Adeline Heurich, Heike Hofmann-Winkler, Stefanie Gierer, Thomas Liepold, Olaf Jahn, Stefan Pöhlmann
Journal of Virology 2014, 88 (2): 1293-307
24227843
The type II transmembrane serine proteases TMPRSS2 and HAT can cleave and activate the spike protein (S) of the severe acute respiratory syndrome coronavirus (SARS-CoV) for membrane fusion. In addition, these proteases cleave the viral receptor, the carboxypeptidase angiotensin-converting enzyme 2 (ACE2), and it was proposed that ACE2 cleavage augments viral infectivity. However, no mechanistic insights into this process were obtained and the relevance of ACE2 cleavage for SARS-CoV S protein (SARS-S) activation has not been determined. Here, we show that arginine and lysine residues within ACE2 amino acids 697 to 716 are essential for cleavage by TMPRSS2 and HAT and that ACE2 processing is required for augmentation of SARS-S-driven entry by these proteases. In contrast, ACE2 cleavage was dispensable for activation of the viral S protein. Expression of TMPRSS2 increased cellular uptake of soluble SARS-S, suggesting that protease-dependent augmentation of viral entry might be due to increased uptake of virions into target cells. Finally, TMPRSS2 was found to compete with the metalloprotease ADAM17 for ACE2 processing, but only cleavage by TMPRSS2 resulted in augmented SARS-S-driven entry. Collectively, our results in conjunction with those of previous studies indicate that TMPRSS2 and potentially related proteases promote SARS-CoV entry by two separate mechanisms: ACE2 cleavage, which might promote viral uptake, and SARS-S cleavage, which activates the S protein for membrane fusion. These observations have interesting implications for the development of novel therapeutics. In addition, they should spur efforts to determine whether receptor cleavage promotes entry of other coronaviruses, which use peptidases as entry receptors.

Full Text Links

Find Full Text Links for this Article

Discussion

You are not logged in. Sign Up or Log In to join the discussion.

Related Papers
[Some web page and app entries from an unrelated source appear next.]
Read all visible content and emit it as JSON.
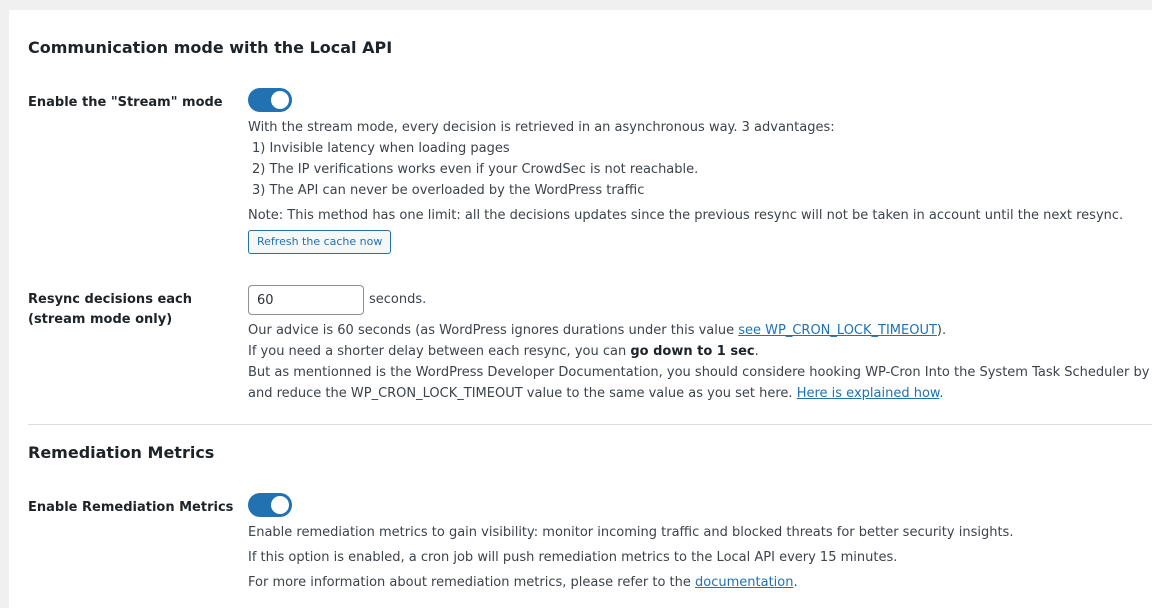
{
  "stream_section": {
    "title": "Communication mode with the Local API",
    "stream_label": "Enable the \"Stream\" mode",
    "stream_enabled": true,
    "stream_desc": {
      "intro": "With the stream mode, every decision is retrieved in an asynchronous way. 3 advantages:",
      "adv1": "1) Invisible latency when loading pages",
      "adv2": "2) The IP verifications works even if your CrowdSec is not reachable.",
      "adv3": "3) The API can never be overloaded by the WordPress traffic",
      "note": "Note: This method has one limit: all the decisions updates since the previous resync will not be taken in account until the next resync."
    },
    "refresh_button": "Refresh the cache now",
    "resync_label_line1": "Resync decisions each",
    "resync_label_line2": "(stream mode only)",
    "resync_value": "60",
    "resync_unit": "seconds.",
    "resync_desc": {
      "advice_prefix": "Our advice is 60 seconds (as WordPress ignores durations under this value ",
      "advice_link": "see WP_CRON_LOCK_TIMEOUT",
      "advice_suffix": ").",
      "shorter_prefix": "If you need a shorter delay between each resync, you can ",
      "shorter_bold": "go down to 1 sec",
      "shorter_suffix": ".",
      "docs_line": "But as mentionned is the WordPress Developer Documentation, you should considere hooking WP-Cron Into the System Task Scheduler by yourself",
      "reduce_prefix": "and reduce the WP_CRON_LOCK_TIMEOUT value to the same value as you set here. ",
      "reduce_link": "Here is explained how",
      "reduce_suffix": "."
    }
  },
  "metrics_section": {
    "title": "Remediation Metrics",
    "metrics_label": "Enable Remediation Metrics",
    "metrics_enabled": true,
    "desc1": "Enable remediation metrics to gain visibility: monitor incoming traffic and blocked threats for better security insights.",
    "desc2": "If this option is enabled, a cron job will push remediation metrics to the Local API every 15 minutes.",
    "desc3_prefix": "For more information about remediation metrics, please refer to the ",
    "desc3_link": "documentation",
    "desc3_suffix": "."
  },
  "colors": {
    "accent": "#2271b1",
    "background": "#f0f0f1",
    "panel": "#ffffff"
  }
}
Remove bar
Read by QxMD icon Read
24227843
×

Save your favorite articles in one place with a free QxMD account.

×

Search Tips
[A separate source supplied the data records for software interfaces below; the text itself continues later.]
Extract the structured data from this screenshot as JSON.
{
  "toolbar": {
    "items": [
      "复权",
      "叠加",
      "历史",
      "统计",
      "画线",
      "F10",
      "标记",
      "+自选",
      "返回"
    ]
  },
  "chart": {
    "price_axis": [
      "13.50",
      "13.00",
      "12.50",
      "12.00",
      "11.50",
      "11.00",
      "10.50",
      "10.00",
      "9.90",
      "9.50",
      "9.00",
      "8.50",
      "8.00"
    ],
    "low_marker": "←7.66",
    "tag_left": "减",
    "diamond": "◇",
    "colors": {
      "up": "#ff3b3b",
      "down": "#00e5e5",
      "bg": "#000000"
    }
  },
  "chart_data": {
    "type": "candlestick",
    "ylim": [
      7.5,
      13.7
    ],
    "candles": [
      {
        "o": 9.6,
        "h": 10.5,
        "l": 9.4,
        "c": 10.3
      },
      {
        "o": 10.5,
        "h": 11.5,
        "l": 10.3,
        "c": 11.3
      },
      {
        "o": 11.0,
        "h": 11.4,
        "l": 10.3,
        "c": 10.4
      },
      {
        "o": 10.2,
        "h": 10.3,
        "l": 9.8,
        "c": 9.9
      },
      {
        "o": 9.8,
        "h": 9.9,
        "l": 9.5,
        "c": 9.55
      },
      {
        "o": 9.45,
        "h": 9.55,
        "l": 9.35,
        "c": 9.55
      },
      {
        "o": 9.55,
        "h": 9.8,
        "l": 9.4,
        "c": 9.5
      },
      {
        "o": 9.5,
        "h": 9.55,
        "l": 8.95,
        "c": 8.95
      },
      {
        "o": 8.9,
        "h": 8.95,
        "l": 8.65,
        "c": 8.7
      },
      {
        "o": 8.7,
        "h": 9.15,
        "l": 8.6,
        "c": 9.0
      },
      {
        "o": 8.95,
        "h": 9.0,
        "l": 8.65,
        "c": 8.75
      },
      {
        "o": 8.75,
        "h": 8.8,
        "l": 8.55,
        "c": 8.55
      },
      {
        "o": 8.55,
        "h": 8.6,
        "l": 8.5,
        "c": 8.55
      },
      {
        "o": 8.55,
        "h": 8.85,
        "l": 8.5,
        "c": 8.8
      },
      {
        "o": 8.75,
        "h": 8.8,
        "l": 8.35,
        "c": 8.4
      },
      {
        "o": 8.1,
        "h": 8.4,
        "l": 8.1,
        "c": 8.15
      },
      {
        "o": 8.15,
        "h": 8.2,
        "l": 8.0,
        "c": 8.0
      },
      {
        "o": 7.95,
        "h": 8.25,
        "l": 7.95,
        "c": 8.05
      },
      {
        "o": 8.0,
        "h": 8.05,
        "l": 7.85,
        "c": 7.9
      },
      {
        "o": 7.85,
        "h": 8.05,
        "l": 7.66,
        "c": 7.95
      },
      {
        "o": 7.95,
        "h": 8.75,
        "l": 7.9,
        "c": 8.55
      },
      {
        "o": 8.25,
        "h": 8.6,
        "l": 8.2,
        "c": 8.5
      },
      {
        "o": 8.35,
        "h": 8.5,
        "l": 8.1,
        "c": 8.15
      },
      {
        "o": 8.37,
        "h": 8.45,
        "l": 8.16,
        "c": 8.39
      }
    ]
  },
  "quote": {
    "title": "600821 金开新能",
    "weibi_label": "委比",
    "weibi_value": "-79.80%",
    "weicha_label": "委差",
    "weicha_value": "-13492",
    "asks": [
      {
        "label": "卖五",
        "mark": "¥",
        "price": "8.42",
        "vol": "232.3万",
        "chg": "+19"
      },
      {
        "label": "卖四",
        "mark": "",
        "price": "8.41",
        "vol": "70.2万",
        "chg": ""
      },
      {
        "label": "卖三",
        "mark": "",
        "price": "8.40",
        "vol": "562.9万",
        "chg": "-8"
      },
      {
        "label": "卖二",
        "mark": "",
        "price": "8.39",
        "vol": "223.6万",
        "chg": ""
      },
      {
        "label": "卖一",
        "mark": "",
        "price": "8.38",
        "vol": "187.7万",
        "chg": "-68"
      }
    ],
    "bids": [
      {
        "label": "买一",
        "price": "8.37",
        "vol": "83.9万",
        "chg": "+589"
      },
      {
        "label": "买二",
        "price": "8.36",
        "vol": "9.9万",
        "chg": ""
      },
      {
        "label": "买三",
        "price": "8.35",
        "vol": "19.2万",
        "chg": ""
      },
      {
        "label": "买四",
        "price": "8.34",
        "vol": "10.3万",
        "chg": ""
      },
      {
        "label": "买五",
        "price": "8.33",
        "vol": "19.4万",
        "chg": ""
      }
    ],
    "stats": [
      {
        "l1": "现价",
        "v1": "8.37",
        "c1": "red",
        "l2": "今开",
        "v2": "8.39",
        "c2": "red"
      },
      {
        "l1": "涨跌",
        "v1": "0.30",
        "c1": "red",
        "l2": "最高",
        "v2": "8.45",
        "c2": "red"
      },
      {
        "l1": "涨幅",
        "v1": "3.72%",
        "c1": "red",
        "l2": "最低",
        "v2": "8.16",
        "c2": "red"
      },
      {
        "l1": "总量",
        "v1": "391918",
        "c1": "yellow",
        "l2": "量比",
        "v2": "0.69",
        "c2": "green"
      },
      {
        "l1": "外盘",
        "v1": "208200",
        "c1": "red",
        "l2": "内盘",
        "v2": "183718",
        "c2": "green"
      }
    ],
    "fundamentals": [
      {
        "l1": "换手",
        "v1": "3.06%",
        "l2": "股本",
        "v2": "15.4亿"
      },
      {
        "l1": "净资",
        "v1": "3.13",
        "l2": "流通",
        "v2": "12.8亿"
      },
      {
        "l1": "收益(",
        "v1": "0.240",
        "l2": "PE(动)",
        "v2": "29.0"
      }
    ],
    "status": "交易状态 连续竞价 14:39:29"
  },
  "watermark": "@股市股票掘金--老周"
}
Use Boolean operators: AND/OR

diabetic AND foot
diabetes OR diabetic

Exclude a word using the 'minus' sign

Virchow -triad

Use Parentheses
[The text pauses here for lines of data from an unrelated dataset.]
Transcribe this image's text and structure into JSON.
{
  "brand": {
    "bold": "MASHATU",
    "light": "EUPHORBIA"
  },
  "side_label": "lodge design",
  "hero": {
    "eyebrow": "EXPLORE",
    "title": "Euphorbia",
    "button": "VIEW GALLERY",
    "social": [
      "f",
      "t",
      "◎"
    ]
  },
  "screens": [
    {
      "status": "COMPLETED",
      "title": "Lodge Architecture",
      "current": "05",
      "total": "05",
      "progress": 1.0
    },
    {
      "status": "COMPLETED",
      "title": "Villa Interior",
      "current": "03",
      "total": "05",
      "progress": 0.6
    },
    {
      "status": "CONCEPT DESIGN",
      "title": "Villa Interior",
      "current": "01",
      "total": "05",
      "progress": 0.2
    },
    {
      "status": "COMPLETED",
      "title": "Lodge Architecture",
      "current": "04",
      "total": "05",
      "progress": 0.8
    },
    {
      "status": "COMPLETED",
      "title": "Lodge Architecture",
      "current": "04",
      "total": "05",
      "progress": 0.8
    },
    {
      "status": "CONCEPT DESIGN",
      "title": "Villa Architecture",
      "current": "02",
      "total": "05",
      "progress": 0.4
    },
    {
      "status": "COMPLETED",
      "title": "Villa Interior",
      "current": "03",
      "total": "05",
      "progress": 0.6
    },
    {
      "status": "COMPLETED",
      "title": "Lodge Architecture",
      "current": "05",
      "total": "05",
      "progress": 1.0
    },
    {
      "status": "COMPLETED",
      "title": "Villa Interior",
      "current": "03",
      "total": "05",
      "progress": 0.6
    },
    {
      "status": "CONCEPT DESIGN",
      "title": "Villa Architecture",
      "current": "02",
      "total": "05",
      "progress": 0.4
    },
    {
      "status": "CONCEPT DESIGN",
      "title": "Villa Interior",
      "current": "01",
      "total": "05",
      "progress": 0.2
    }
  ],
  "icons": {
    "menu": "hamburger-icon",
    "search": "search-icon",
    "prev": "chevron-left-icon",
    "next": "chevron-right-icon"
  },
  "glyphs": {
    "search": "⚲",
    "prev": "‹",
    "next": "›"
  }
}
water AND (cup OR glass)

Add an asterisk (*) at end of a word to include word stems

Neuro* will search for Neurology, Neuroscientist, Neurological, and so on

Use quotes to search for an exact phrase

"primary prevention of cancer"
(heart or cardiac or cardio*) AND arrest -"American Heart Association"